=== Problem description ===
Please return each record below exactly, with nothing left out.
········
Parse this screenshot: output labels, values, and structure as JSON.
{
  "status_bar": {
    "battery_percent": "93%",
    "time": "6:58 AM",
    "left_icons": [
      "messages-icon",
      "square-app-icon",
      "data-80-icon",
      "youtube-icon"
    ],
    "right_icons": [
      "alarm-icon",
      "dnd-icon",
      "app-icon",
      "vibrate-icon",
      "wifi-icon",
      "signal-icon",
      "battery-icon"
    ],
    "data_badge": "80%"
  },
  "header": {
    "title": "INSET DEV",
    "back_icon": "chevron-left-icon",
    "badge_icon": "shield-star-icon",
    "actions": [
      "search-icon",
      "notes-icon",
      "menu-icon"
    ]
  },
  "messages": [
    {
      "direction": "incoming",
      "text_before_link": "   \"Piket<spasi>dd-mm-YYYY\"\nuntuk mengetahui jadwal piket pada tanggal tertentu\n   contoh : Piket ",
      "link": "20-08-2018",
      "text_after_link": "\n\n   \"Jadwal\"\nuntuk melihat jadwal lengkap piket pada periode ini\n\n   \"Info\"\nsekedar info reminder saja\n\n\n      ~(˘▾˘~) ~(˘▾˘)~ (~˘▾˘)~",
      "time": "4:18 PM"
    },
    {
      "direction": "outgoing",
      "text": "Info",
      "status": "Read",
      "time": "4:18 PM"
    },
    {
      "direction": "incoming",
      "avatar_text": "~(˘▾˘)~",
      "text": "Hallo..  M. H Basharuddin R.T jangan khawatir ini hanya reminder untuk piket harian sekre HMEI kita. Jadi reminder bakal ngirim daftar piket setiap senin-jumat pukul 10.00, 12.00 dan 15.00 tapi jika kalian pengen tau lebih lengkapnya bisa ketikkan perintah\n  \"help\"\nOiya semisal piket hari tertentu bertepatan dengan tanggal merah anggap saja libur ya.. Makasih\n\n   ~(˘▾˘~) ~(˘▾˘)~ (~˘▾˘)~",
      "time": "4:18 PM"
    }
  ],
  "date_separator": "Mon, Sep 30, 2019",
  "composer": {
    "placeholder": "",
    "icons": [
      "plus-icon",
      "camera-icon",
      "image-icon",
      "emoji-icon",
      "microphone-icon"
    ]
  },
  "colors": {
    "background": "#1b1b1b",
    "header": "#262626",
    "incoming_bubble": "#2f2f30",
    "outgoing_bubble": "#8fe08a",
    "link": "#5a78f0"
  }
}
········
=== Completed exercise ===
Parse this screenshot: output labels, values, and structure as JSON.
{
  "status_bar": {
    "battery_percent": "93%",
    "time": "6:58 AM",
    "left_icons": [
      "messages-icon",
      "square-app-icon",
      "data-80-icon",
      "youtube-icon"
    ],
    "right_icons": [
      "alarm-icon",
      "dnd-icon",
      "app-icon",
      "vibrate-icon",
      "wifi-icon",
      "signal-icon",
      "battery-icon"
    ],
    "data_badge": "80%"
  },
  "header": {
    "title": "INSET DEV",
    "back_icon": "chevron-left-icon",
    "badge_icon": "shield-star-icon",
    "actions": [
      "search-icon",
      "notes-icon",
      "menu-icon"
    ]
  },
  "messages": [
    {
      "direction": "incoming",
      "text_before_link": "   \"Piket<spasi>dd-mm-YYYY\"\nuntuk mengetahui jadwal piket pada tanggal tertentu\n   contoh : Piket ",
      "link": "20-08-2018",
      "text_after_link": "\n\n   \"Jadwal\"\nuntuk melihat jadwal lengkap piket pada periode ini\n\n   \"Info\"\nsekedar info reminder saja\n\n\n      ~(˘▾˘~) ~(˘▾˘)~ (~˘▾˘)~",
      "time": "4:18 PM"
    },
    {
      "direction": "outgoing",
      "text": "Info",
      "status": "Read",
      "time": "4:18 PM"
    },
    {
      "direction": "incoming",
      "avatar_text": "~(˘▾˘)~",
      "text": "Hallo..  M. H Basharuddin R.T jangan khawatir ini hanya reminder untuk piket harian sekre HMEI kita. Jadi reminder bakal ngirim daftar piket setiap senin-jumat pukul 10.00, 12.00 dan 15.00 tapi jika kalian pengen tau lebih lengkapnya bisa ketikkan perintah\n  \"help\"\nOiya semisal piket hari tertentu bertepatan dengan tanggal merah anggap saja libur ya.. Makasih\n\n   ~(˘▾˘~) ~(˘▾˘)~ (~˘▾˘)~",
      "time": "4:18 PM"
    }
  ],
  "date_separator": "Mon, Sep 30, 2019",
  "composer": {
    "placeholder": "",
    "icons": [
      "plus-icon",
      "camera-icon",
      "image-icon",
      "emoji-icon",
      "microphone-icon"
    ]
  },
  "colors": {
    "background": "#1b1b1b",
    "header": "#262626",
    "incoming_bubble": "#2f2f30",
    "outgoing_bubble": "#8fe08a",
    "link": "#5a78f0"
  }
}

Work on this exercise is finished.